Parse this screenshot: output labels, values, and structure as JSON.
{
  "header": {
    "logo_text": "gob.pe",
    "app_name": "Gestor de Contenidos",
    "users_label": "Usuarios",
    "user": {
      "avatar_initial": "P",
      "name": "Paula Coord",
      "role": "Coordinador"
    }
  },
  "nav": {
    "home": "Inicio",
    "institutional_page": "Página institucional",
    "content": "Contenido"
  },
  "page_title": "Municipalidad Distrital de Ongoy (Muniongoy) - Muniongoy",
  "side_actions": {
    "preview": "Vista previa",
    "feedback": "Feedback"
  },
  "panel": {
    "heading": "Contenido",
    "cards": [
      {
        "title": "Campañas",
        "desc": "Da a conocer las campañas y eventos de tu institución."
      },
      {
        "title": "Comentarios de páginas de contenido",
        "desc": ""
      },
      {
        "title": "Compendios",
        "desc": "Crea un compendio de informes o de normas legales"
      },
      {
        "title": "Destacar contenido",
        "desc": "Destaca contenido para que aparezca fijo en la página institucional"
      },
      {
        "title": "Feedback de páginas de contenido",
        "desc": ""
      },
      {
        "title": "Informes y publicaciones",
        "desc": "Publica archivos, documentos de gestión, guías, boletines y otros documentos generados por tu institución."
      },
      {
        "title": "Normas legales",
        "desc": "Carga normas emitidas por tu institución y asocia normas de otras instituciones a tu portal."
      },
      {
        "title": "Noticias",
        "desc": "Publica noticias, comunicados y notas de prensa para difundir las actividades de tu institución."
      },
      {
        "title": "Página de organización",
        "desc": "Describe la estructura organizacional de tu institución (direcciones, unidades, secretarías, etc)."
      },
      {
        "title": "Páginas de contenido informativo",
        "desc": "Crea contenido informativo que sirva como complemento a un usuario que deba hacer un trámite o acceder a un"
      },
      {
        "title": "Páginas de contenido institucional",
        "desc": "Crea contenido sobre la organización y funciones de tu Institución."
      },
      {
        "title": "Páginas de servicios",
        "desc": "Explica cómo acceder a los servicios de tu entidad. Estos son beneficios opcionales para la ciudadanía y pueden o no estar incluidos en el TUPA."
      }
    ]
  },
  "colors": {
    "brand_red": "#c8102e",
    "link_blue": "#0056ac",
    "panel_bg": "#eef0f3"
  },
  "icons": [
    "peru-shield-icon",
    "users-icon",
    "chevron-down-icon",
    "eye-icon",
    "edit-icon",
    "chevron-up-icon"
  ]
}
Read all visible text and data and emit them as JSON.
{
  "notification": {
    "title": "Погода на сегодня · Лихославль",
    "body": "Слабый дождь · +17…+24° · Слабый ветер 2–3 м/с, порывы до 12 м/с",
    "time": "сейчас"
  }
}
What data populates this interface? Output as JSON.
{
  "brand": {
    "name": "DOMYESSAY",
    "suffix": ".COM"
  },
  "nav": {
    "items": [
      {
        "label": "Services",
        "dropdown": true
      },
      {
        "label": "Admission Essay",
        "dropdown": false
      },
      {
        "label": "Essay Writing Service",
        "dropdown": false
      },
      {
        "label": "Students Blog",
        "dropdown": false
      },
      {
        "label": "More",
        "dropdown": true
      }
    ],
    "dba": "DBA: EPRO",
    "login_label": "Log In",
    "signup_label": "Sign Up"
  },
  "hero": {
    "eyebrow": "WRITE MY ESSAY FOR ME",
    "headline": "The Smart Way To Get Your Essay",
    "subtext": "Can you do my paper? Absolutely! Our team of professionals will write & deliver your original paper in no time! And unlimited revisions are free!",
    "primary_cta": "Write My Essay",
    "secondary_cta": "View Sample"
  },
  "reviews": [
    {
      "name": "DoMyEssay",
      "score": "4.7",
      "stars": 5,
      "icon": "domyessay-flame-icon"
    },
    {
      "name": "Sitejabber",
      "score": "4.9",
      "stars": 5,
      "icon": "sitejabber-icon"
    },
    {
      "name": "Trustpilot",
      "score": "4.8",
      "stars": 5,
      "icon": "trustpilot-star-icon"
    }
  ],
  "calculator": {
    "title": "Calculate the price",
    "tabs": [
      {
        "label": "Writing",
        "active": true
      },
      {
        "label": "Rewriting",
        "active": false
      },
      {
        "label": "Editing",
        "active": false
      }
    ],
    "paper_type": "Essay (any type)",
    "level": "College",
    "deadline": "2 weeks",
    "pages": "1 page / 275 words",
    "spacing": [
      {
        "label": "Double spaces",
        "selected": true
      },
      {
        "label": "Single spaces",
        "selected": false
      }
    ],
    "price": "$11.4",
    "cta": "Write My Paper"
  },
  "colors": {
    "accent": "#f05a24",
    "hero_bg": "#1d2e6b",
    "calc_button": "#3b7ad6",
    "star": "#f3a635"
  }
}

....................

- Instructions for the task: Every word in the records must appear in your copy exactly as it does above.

- Answer to this problem:
Parse this screenshot: output labels, values, and structure as JSON.
{
  "header": {
    "logo_text": "gob.pe",
    "app_name": "Gestor de Contenidos",
    "users_label": "Usuarios",
    "user": {
      "avatar_initial": "P",
      "name": "Paula Coord",
      "role": "Coordinador"
    }
  },
  "nav": {
    "home": "Inicio",
    "institutional_page": "Página institucional",
    "content": "Contenido"
  },
  "page_title": "Municipalidad Distrital de Ongoy (Muniongoy) - Muniongoy",
  "side_actions": {
    "preview": "Vista previa",
    "feedback": "Feedback"
  },
  "panel": {
    "heading": "Contenido",
    "cards": [
      {
        "title": "Campañas",
        "desc": "Da a conocer las campañas y eventos de tu institución."
      },
      {
        "title": "Comentarios de páginas de contenido",
        "desc": ""
      },
      {
        "title": "Compendios",
        "desc": "Crea un compendio de informes o de normas legales"
      },
      {
        "title": "Destacar contenido",
        "desc": "Destaca contenido para que aparezca fijo en la página institucional"
      },
      {
        "title": "Feedback de páginas de contenido",
        "desc": ""
      },
      {
        "title": "Informes y publicaciones",
        "desc": "Publica archivos, documentos de gestión, guías, boletines y otros documentos generados por tu institución."
      },
      {
        "title": "Normas legales",
        "desc": "Carga normas emitidas por tu institución y asocia normas de otras instituciones a tu portal."
      },
      {
        "title": "Noticias",
        "desc": "Publica noticias, comunicados y notas de prensa para difundir las actividades de tu institución."
      },
      {
        "title": "Página de organización",
        "desc": "Describe la estructura organizacional de tu institución (direcciones, unidades, secretarías, etc)."
      },
      {
        "title": "Páginas de contenido informativo",
        "desc": "Crea contenido informativo que sirva como complemento a un usuario que deba hacer un trámite o acceder a un"
      },
      {
        "title": "Páginas de contenido institucional",
        "desc": "Crea contenido sobre la organización y funciones de tu Institución."
      },
      {
        "title": "Páginas de servicios",
        "desc": "Explica cómo acceder a los servicios de tu entidad. Estos son beneficios opcionales para la ciudadanía y pueden o no estar incluidos en el TUPA."
      }
    ]
  },
  "colors": {
    "brand_red": "#c8102e",
    "link_blue": "#0056ac",
    "panel_bg": "#eef0f3"
  },
  "icons": [
    "peru-shield-icon",
    "users-icon",
    "chevron-down-icon",
    "eye-icon",
    "edit-icon",
    "chevron-up-icon"
  ]
}
Read all visible text and data and emit them as JSON.
{
  "notification": {
    "title": "Погода на сегодня · Лихославль",
    "body": "Слабый дождь · +17…+24° · Слабый ветер 2–3 м/с, порывы до 12 м/с",
    "time": "сейчас"
  }
}
What data populates this interface? Output as JSON.
{
  "brand": {
    "name": "DOMYESSAY",
    "suffix": ".COM"
  },
  "nav": {
    "items": [
      {
        "label": "Services",
        "dropdown": true
      },
      {
        "label": "Admission Essay",
        "dropdown": false
      },
      {
        "label": "Essay Writing Service",
        "dropdown": false
      },
      {
        "label": "Students Blog",
        "dropdown": false
      },
      {
        "label": "More",
        "dropdown": true
      }
    ],
    "dba": "DBA: EPRO",
    "login_label": "Log In",
    "signup_label": "Sign Up"
  },
  "hero": {
    "eyebrow": "WRITE MY ESSAY FOR ME",
    "headline": "The Smart Way To Get Your Essay",
    "subtext": "Can you do my paper? Absolutely! Our team of professionals will write & deliver your original paper in no time! And unlimited revisions are free!",
    "primary_cta": "Write My Essay",
    "secondary_cta": "View Sample"
  },
  "reviews": [
    {
      "name": "DoMyEssay",
      "score": "4.7",
      "stars": 5,
      "icon": "domyessay-flame-icon"
    },
    {
      "name": "Sitejabber",
      "score": "4.9",
      "stars": 5,
      "icon": "sitejabber-icon"
    },
    {
      "name": "Trustpilot",
      "score": "4.8",
      "stars": 5,
      "icon": "trustpilot-star-icon"
    }
  ],
  "calculator": {
    "title": "Calculate the price",
    "tabs": [
      {
        "label": "Writing",
        "active": true
      },
      {
        "label": "Rewriting",
        "active": false
      },
      {
        "label": "Editing",
        "active": false
      }
    ],
    "paper_type": "Essay (any type)",
    "level": "College",
    "deadline": "2 weeks",
    "pages": "1 page / 275 words",
    "spacing": [
      {
        "label": "Double spaces",
        "selected": true
      },
      {
        "label": "Single spaces",
        "selected": false
      }
    ],
    "price": "$11.4",
    "cta": "Write My Paper"
  },
  "colors": {
    "accent": "#f05a24",
    "hero_bg": "#1d2e6b",
    "calc_button": "#3b7ad6",
    "star": "#f3a635"
  }
}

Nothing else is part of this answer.